■ WORK TO BE COMPLETED:
Report back each line of the data that contains the word "name".
━━━━━━━━━━
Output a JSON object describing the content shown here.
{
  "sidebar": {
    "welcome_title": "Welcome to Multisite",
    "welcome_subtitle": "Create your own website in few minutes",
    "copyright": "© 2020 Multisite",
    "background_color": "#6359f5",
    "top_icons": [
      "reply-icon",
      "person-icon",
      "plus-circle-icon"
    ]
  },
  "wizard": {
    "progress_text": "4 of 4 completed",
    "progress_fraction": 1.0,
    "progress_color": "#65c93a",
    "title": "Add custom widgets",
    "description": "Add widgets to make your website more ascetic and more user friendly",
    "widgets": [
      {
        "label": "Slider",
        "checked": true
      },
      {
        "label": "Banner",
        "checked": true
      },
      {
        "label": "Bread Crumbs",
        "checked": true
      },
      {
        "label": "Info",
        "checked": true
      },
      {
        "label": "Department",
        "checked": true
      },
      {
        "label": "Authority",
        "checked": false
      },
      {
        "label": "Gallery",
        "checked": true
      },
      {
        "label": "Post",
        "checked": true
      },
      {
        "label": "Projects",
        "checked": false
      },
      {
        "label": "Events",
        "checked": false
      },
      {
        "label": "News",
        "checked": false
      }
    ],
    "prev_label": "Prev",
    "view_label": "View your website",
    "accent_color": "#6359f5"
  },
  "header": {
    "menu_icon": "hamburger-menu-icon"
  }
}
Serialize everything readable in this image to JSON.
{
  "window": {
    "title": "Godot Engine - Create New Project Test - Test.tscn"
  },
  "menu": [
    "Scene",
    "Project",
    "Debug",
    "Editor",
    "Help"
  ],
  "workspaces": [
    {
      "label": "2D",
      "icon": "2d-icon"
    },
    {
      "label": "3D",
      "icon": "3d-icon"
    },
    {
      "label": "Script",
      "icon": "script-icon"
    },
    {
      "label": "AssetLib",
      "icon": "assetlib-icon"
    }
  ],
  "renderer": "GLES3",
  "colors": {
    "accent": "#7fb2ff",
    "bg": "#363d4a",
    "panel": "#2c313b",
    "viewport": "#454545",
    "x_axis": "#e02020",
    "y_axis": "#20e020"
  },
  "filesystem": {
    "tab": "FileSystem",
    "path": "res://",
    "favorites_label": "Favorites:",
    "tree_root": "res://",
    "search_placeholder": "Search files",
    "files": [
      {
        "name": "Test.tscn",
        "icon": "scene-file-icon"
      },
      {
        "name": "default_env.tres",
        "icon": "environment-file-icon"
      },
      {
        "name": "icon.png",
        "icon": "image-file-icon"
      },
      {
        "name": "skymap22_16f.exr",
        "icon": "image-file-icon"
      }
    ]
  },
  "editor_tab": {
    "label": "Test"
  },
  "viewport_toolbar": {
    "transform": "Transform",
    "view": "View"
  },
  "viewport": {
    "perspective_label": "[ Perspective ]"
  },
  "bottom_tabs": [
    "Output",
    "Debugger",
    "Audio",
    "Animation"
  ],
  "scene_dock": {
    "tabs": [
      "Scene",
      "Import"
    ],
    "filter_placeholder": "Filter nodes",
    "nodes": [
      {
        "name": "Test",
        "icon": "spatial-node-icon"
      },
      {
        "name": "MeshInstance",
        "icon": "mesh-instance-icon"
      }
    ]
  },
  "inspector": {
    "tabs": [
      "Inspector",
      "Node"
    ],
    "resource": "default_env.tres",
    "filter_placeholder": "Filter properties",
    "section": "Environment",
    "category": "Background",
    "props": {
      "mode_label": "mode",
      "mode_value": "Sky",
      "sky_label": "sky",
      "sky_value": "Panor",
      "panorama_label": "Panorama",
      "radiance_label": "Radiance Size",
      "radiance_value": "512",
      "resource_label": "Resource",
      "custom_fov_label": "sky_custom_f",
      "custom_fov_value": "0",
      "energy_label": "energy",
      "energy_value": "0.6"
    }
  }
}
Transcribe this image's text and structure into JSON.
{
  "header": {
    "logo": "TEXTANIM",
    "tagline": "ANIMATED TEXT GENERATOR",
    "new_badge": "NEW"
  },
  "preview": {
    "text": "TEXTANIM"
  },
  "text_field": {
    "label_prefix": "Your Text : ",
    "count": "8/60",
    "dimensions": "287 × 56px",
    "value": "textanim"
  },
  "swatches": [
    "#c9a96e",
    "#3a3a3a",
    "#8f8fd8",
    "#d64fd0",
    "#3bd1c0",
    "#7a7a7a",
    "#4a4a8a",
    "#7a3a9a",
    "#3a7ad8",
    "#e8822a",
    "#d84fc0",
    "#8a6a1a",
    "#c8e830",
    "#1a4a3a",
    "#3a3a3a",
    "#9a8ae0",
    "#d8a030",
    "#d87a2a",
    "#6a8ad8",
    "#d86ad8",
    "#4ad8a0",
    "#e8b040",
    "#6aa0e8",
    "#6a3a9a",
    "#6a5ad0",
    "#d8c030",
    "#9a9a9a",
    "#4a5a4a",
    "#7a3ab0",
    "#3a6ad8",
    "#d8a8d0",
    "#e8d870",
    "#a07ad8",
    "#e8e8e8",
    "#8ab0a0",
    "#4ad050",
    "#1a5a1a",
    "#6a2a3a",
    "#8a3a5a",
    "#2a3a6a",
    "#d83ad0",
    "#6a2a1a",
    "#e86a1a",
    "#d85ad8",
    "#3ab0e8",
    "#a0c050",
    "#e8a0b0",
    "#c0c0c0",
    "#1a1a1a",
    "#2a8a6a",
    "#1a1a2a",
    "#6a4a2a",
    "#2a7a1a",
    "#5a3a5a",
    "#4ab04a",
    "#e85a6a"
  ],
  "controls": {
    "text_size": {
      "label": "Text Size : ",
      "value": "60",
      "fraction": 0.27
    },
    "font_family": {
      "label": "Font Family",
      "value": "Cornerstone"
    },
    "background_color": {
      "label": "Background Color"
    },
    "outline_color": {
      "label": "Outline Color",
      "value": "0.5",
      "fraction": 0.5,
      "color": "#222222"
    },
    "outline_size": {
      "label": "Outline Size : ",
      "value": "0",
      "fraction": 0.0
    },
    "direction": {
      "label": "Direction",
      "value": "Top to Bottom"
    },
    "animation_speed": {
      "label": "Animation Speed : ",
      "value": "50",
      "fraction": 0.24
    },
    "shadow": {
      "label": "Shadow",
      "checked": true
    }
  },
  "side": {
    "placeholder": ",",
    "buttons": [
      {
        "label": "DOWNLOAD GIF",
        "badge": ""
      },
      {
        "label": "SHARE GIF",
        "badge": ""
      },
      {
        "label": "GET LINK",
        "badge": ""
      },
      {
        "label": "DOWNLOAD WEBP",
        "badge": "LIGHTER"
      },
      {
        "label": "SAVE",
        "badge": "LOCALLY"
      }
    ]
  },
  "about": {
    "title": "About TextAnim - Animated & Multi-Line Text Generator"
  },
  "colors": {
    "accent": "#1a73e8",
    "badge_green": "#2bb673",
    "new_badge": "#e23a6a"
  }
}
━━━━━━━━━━
■ PROBLEM SOLUTION:
        "name": "Test.tscn",
        "name": "default_env.tres",
        "name": "icon.png",
        "name": "skymap22_16f.exr",
        "name": "Test",
        "name": "MeshInstance",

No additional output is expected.